April 11, 2024

Kanab Utah, Latter-day Saint History (Levi Stewart Memorial and Fort Kanab)

This map below was created to help find other Church Sites and Articles. Each point will have articles in the description about that point

(below the map is the rest of the article)

Kanab, Utah is a fun place to explore, hike and learn a little history while out in nature. The red rocks, slot canyons and caves make Kanab a great place for a fun get-away. The early days of Kanab were anything but fun. The struggles of the early settlers, their heartaches and struggles built a strong people. Learning about the Latter-day Saint history of Kanab is a faith building experience, knowing that God was with the early settlers and made their sacrifices holy. Their stories are full of firm determination, hardship and faith in the Lord. Kanab was a very difficult area to live, for many years, and it is through the dedication and hard work of stalwart individuals that it is the fun place to visit today. There are two men attributed to the success of Kanab, Jacob Hamblin and Levi Stewart.

Kanab was settled in 1864 by Jacob Hamblin, when Fort Kanab was built on the east bank of Kanab Creek. Today you can see the Historical Marker near where the fort once stood at the Levi Stewart Park Memorial.

During the early days of the Utah settlement there were many difficulties between the Pioneer Settlers and the Native Americans, all throughout the Western United States. There were multiple wars and deaths from the conflict with the Natives. Brigham Young asked for Jacob Hamblin to go to Kanab and be a mediator between the Natives and the settlers. Brigham also instructed Jacob Hamblin to build Fort Kanab to be a defense against the Natives Americans and a base for exploration.

Fort Kanab did not end up working as well as was hoped. The Native American attacks intensified and the fort was abandoned in 1866, only two years later.

The determination of the Saints is inspiring, they did not give up on Kanab, but tried again. In 1870, the effort to settle Kanab was back when ten Mormon families moved into the fort and began to establish the present town. One of the families, Levi Stewarts family was called by Brigham Young to go to Kanab. The families were sent to do missionary work and establish peace with the Native people.

The difficulties intensified for Levi Stewart in December of the same year there was a fire in the fort that killed Levi's wife and five sons. It was heart breaking for Levi Stewart. Pioneer Jacob Hamblin recorded that he once saw Levi Stewart "in the fields praying. He was sobbing his heart out and asking his Maker to give him the strength to go on after the fire,".

The fire was only one of the many problems for this faithful group of Saints.
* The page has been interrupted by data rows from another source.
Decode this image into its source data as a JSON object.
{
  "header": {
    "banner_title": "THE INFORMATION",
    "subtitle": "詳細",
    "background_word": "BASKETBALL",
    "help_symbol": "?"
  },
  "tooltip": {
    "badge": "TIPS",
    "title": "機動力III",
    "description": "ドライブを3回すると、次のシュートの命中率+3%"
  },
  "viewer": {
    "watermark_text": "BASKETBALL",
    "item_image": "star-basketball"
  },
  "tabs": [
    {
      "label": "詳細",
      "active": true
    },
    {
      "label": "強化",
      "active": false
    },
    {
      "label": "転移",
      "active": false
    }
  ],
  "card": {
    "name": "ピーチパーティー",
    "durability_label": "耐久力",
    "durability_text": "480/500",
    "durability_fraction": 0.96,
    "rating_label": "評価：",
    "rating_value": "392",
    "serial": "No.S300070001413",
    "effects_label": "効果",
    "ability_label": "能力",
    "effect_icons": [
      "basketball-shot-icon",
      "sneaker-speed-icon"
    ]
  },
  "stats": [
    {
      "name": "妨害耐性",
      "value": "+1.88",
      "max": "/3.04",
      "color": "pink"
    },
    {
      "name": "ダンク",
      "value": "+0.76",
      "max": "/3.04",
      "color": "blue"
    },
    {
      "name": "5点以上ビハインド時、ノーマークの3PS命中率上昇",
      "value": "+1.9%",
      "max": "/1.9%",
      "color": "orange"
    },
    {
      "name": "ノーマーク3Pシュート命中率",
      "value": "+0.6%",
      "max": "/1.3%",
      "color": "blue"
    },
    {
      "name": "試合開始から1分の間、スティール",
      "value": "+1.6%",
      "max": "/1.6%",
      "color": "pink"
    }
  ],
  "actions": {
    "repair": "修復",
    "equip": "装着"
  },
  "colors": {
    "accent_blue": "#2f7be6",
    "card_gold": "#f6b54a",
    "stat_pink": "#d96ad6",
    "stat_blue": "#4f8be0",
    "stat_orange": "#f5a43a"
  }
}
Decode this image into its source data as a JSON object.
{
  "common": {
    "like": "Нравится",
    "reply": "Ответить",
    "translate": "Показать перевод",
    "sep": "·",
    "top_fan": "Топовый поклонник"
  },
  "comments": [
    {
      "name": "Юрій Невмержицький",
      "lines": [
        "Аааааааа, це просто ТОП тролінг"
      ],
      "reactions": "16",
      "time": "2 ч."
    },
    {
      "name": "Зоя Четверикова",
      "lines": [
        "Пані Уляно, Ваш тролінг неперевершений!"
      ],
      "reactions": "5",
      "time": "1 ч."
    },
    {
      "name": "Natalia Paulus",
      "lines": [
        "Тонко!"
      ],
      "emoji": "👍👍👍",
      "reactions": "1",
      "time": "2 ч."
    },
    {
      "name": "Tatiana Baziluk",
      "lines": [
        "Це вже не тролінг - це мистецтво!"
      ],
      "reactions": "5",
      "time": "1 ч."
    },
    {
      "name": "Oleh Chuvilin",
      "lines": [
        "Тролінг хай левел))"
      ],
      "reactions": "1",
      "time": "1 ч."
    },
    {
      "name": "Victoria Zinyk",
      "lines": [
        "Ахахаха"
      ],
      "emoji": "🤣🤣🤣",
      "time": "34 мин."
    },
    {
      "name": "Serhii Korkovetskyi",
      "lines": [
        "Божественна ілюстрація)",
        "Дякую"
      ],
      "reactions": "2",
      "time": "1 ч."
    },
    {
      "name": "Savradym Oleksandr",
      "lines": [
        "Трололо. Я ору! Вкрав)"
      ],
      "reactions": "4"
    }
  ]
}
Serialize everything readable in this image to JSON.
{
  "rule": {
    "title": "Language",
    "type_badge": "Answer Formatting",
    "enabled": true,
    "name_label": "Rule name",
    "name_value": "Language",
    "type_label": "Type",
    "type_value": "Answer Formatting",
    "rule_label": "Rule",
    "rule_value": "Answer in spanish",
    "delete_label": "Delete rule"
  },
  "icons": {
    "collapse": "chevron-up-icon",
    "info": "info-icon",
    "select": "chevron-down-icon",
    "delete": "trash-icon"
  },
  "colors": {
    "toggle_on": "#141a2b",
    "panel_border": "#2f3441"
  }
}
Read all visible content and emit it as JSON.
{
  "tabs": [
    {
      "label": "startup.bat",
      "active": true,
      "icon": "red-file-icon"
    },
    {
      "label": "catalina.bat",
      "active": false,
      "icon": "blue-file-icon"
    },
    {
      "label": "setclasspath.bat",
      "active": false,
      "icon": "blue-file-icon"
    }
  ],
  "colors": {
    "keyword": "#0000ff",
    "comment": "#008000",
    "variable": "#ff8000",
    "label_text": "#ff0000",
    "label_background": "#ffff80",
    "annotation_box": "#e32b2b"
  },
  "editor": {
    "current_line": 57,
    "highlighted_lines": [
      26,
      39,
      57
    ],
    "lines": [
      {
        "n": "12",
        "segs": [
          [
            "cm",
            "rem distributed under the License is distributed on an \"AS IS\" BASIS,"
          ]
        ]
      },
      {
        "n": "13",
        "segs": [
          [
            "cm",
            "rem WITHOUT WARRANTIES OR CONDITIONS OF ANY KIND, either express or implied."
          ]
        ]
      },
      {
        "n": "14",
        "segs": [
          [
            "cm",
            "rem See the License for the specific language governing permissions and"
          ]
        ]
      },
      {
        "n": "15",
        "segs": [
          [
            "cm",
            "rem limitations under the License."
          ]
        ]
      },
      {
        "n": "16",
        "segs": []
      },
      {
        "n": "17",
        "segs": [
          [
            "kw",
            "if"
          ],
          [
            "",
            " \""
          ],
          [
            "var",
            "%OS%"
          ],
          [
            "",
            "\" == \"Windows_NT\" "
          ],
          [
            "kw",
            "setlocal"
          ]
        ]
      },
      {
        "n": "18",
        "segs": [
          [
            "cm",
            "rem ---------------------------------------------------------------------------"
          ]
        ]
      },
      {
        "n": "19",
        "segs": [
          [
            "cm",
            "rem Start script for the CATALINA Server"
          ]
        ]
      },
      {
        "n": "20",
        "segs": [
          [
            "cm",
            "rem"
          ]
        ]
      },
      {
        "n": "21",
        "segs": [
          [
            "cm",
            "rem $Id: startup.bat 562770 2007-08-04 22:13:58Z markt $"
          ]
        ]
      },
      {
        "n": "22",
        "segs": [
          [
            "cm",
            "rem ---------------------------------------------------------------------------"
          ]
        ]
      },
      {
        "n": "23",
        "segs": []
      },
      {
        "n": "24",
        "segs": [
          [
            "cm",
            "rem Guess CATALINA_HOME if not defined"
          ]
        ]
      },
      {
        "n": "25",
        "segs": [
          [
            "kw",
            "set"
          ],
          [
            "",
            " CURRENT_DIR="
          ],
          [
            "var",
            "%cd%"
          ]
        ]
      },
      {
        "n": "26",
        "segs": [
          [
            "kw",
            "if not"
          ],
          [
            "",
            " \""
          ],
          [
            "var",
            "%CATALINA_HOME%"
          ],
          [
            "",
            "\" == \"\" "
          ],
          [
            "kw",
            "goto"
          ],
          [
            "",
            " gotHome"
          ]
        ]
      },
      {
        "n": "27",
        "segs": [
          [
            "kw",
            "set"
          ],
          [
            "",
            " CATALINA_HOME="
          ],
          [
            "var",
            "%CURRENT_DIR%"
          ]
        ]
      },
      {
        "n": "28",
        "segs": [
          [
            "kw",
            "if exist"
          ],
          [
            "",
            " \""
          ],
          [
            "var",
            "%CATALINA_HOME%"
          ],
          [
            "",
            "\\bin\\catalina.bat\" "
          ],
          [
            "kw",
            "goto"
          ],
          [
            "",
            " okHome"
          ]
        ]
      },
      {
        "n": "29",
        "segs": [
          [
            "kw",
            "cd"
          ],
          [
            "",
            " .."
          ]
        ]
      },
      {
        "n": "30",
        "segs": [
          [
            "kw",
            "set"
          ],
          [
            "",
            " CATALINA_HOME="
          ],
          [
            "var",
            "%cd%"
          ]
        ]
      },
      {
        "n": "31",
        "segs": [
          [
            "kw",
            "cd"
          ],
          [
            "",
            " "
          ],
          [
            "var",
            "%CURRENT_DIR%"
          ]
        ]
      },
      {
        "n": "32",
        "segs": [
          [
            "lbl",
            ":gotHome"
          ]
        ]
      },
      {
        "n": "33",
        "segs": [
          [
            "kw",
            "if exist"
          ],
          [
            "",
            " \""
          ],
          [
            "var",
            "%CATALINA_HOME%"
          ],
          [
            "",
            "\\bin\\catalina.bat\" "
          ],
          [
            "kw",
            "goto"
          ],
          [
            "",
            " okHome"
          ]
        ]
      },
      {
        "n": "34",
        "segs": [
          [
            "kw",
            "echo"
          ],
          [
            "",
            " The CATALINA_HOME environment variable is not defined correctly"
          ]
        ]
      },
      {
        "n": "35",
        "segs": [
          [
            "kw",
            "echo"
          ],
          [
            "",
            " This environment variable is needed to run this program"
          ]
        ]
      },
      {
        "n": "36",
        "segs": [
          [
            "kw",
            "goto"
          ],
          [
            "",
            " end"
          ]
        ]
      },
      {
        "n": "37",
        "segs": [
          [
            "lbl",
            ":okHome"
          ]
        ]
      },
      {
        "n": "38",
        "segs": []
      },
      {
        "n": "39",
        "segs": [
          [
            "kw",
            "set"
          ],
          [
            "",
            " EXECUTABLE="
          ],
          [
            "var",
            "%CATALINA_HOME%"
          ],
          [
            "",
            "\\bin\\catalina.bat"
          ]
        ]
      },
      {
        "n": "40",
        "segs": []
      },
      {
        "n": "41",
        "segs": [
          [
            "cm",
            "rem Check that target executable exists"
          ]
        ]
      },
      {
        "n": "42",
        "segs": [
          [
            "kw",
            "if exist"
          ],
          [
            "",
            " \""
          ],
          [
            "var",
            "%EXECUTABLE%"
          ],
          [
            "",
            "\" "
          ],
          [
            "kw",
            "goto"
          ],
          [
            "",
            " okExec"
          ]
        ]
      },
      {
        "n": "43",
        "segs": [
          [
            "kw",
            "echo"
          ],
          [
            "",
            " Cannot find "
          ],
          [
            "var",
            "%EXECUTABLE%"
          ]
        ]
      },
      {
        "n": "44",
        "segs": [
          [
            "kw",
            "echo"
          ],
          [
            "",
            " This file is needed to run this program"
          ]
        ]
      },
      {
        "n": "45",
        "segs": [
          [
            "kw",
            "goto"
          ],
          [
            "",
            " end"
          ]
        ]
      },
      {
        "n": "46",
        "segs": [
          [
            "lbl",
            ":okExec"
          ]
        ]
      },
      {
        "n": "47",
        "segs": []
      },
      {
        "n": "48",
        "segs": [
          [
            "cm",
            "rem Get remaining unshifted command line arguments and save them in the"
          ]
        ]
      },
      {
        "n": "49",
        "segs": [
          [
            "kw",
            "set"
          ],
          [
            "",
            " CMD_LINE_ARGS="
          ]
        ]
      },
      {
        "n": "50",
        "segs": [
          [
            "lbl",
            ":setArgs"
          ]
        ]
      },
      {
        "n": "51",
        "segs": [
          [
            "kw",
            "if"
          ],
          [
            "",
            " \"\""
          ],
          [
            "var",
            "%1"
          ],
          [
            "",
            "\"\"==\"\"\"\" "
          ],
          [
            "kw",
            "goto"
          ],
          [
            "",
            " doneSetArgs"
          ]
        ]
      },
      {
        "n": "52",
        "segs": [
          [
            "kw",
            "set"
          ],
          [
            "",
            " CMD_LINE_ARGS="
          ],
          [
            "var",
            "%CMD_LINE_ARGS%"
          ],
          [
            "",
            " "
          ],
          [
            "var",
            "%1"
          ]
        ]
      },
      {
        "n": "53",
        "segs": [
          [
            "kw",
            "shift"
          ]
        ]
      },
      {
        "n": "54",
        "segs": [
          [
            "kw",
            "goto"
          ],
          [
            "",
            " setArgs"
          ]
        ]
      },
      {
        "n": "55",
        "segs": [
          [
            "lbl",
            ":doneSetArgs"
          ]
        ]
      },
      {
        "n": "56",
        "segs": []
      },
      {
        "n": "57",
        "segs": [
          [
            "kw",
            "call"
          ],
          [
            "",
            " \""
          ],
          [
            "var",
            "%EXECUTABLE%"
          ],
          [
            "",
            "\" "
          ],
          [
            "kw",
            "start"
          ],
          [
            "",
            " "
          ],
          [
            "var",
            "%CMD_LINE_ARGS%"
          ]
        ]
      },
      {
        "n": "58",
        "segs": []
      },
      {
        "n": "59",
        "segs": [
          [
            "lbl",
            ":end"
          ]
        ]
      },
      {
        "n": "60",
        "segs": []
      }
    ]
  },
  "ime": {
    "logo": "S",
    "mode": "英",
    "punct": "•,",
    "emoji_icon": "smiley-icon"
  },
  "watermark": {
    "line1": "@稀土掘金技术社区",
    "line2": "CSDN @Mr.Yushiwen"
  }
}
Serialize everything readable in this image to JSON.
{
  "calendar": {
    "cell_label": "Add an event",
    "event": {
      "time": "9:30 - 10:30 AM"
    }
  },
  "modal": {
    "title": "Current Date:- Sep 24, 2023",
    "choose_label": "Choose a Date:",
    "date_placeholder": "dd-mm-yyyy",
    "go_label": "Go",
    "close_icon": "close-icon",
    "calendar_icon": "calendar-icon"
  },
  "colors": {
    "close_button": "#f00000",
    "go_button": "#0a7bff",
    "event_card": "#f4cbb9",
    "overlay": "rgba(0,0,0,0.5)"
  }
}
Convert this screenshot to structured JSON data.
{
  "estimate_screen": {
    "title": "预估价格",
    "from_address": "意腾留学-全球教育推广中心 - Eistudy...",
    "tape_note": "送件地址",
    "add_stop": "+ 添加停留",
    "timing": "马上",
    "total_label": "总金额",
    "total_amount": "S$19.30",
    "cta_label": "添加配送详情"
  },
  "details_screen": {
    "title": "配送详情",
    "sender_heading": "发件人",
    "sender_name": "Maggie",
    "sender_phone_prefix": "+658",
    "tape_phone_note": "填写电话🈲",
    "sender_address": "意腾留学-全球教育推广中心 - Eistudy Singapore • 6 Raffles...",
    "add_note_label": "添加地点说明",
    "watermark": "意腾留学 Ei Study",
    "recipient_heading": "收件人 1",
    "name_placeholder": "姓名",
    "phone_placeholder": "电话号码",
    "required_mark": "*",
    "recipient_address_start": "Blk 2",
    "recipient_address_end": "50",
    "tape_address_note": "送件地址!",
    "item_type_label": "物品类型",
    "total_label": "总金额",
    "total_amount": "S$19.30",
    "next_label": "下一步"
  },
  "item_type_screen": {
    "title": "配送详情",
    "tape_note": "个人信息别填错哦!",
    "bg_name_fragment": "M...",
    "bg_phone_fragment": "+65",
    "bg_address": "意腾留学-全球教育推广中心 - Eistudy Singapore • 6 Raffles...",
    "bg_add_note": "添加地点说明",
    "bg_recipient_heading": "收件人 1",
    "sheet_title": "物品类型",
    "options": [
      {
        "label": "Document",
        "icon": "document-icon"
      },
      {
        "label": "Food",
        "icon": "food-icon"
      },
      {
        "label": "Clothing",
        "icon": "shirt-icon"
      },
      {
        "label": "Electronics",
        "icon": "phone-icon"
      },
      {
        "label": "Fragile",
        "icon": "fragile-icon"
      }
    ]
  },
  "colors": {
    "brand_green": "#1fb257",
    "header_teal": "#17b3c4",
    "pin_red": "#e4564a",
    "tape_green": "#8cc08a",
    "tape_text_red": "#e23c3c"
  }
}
The colony then suffered great tribulations of the grasshopper plague in the summer of 1871. The crops which the town had worked together to grow were ruined. Then the poor small community was exposed to a measles epidemic in the winter, and a year later, an epidemic of a skin infestation called Epizootic.

Problem after problem was forced upon this small group of Saints. It was through relying on the Lord they were able to get through all these many problem.

In 1870, the Prophet Brigham Young, visited the area twice, making suggestions and supervising the town planning.

For many years Kanab was one of the most isolated cities in the nation. It was cut off from the east by the Colorado River and could only be reached with difficulty by rough dirt roads stretching over the rough terrain of the Arizona Strip west toward Las Vegas, NV. A twenty three mile journey north to Orderville, UT took nearly four days. 

There is a historical plaque in Kanab marking the site of the the fort honoring Jacob Hamblin and Levi Stewart, markers near fort Kanab commemorating the lives lost in the fire of Fork Kanab and all are at the Levi Stewart Park.





linkedin facebook pinterest youtube rss twitter instagram facebook-blank rss-blank linkedin-blank pinterest youtube twitter instagram